I spent a while with my friend Google, searching the web for interesting idioms from other countries. I was especially interested on ones that were in a different language, translated directly/literally into English, and then had an explanation of what expression actually means. I copy-n-pasted my findings into an Excel spreadsheet, and here's a little sneak peek at what it looks like:
I'm a tester at heart, and the main thing I wanted to test here was whether SAS could correctly import all these characters from different languages, and also output the characters correctly in the SAS output. I found that the key to success was making sure my SAS session used utf-8 encoding.
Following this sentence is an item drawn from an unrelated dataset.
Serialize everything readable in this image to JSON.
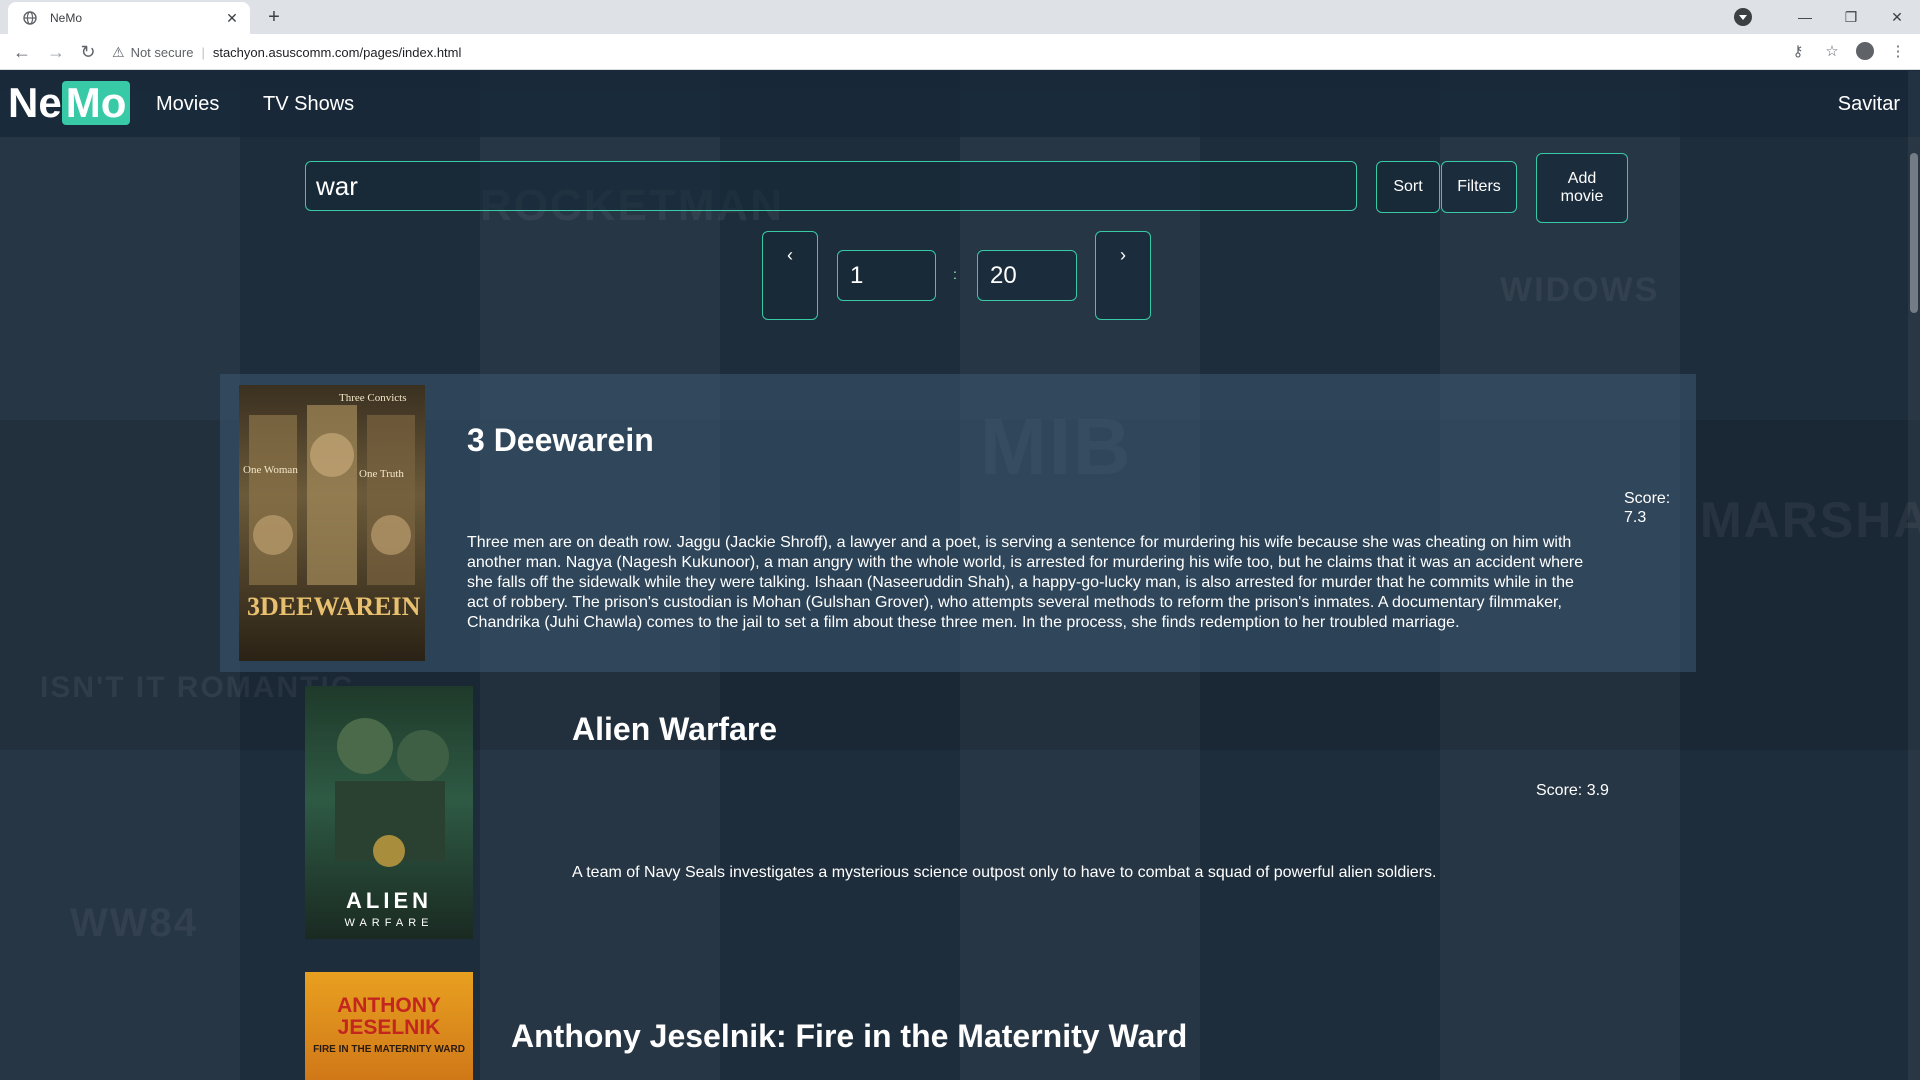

There are a couple of ways of doing that, and I chose to specify a sasv9.cfg file that contained the "-ENCODING UTF-8" option.
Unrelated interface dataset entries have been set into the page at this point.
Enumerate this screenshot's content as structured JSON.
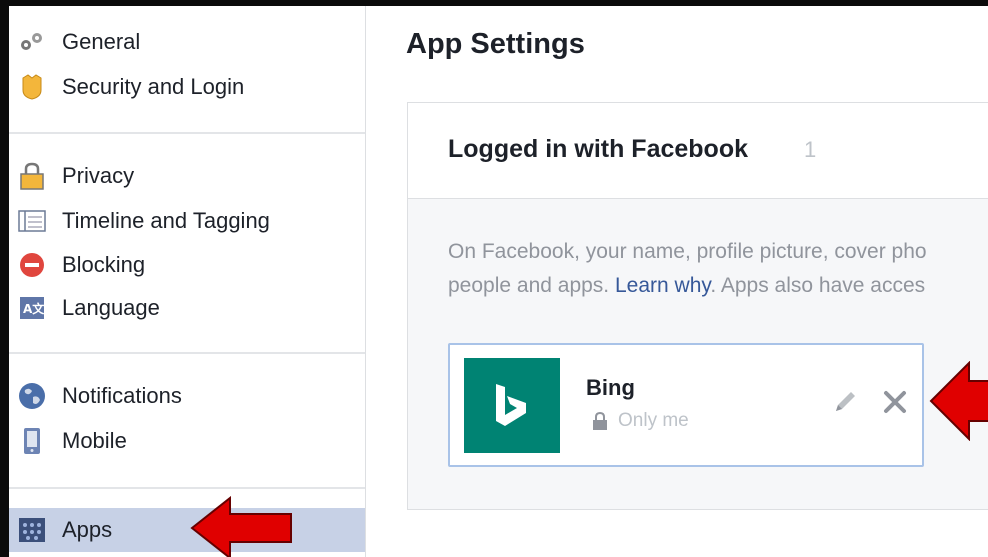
{
  "sidebar": {
    "items": [
      {
        "label": "General",
        "icon": "gears-icon"
      },
      {
        "label": "Security and Login",
        "icon": "badge-icon"
      },
      {
        "label": "Privacy",
        "icon": "padlock-icon"
      },
      {
        "label": "Timeline and Tagging",
        "icon": "timeline-icon"
      },
      {
        "label": "Blocking",
        "icon": "block-icon"
      },
      {
        "label": "Language",
        "icon": "language-icon"
      },
      {
        "label": "Notifications",
        "icon": "globe-icon"
      },
      {
        "label": "Mobile",
        "icon": "mobile-icon"
      },
      {
        "label": "Apps",
        "icon": "apps-icon",
        "selected": true
      }
    ]
  },
  "main": {
    "title": "App Settings",
    "panel": {
      "title": "Logged in with Facebook",
      "count": "1",
      "description_line1": "On Facebook, your name, profile picture, cover pho",
      "description_line2_a": "people and apps. ",
      "description_link": "Learn why",
      "description_line2_b": ". Apps also have acces"
    },
    "app": {
      "name": "Bing",
      "privacy": "Only me",
      "logo_letter": "b"
    }
  },
  "colors": {
    "selected_bg": "#c7d1e6",
    "bing_teal": "#008373",
    "link": "#365899",
    "arrow": "#e00000"
  }
}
sas.exe worldwide_idioms.sas -config "c:\program files\sashome\x86\sasfoundation\9.4\nls\u8\sasv9.cfg"
Here are some screen captures showing a variety of language characters successfully displayed in my SAS output table, and the mouse-over text for my map:
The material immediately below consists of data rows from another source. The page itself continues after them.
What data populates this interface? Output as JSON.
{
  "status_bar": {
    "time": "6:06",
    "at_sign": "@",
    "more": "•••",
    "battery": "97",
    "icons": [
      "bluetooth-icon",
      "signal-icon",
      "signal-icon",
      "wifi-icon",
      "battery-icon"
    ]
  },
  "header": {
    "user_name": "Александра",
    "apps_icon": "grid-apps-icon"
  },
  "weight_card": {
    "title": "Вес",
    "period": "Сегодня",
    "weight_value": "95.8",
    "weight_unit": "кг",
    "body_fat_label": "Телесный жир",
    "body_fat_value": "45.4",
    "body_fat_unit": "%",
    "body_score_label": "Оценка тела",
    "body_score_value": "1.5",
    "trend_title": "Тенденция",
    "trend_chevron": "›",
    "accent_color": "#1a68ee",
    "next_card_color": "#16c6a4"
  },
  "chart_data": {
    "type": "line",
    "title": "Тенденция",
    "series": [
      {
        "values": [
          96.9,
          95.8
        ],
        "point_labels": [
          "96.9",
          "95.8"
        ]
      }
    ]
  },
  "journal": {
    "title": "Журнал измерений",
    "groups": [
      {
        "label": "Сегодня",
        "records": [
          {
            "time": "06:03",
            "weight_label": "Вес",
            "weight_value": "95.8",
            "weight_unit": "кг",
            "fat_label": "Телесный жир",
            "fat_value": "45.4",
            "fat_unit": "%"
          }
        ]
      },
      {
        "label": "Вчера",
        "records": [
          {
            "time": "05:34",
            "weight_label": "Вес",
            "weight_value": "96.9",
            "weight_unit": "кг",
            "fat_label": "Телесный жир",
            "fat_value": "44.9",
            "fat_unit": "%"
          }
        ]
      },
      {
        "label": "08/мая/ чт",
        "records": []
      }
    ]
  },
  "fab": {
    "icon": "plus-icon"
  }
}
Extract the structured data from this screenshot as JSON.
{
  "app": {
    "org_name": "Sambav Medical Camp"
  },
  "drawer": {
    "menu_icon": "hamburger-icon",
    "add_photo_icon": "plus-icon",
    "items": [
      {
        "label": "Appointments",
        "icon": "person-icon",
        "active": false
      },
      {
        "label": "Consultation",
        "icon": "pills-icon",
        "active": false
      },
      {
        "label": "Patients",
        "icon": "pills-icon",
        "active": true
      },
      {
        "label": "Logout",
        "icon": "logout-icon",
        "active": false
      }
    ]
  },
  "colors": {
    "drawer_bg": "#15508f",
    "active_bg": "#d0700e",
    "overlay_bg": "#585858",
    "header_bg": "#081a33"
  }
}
And finally, here's what you've all been waiting for ... click the map image below, to see the full size interactive version of the idiom map. You can then hover your mouse over the red dots to see the idioms in the mouse-over text, or click the red dots to launch a Google search for more idioms from that country. Enjoy!
Do you have a favorite idiom, or slang expression, from your area? Feel free to share it in a comment!
This blog was reposted from the SAS Learning Post. Go there to view the original.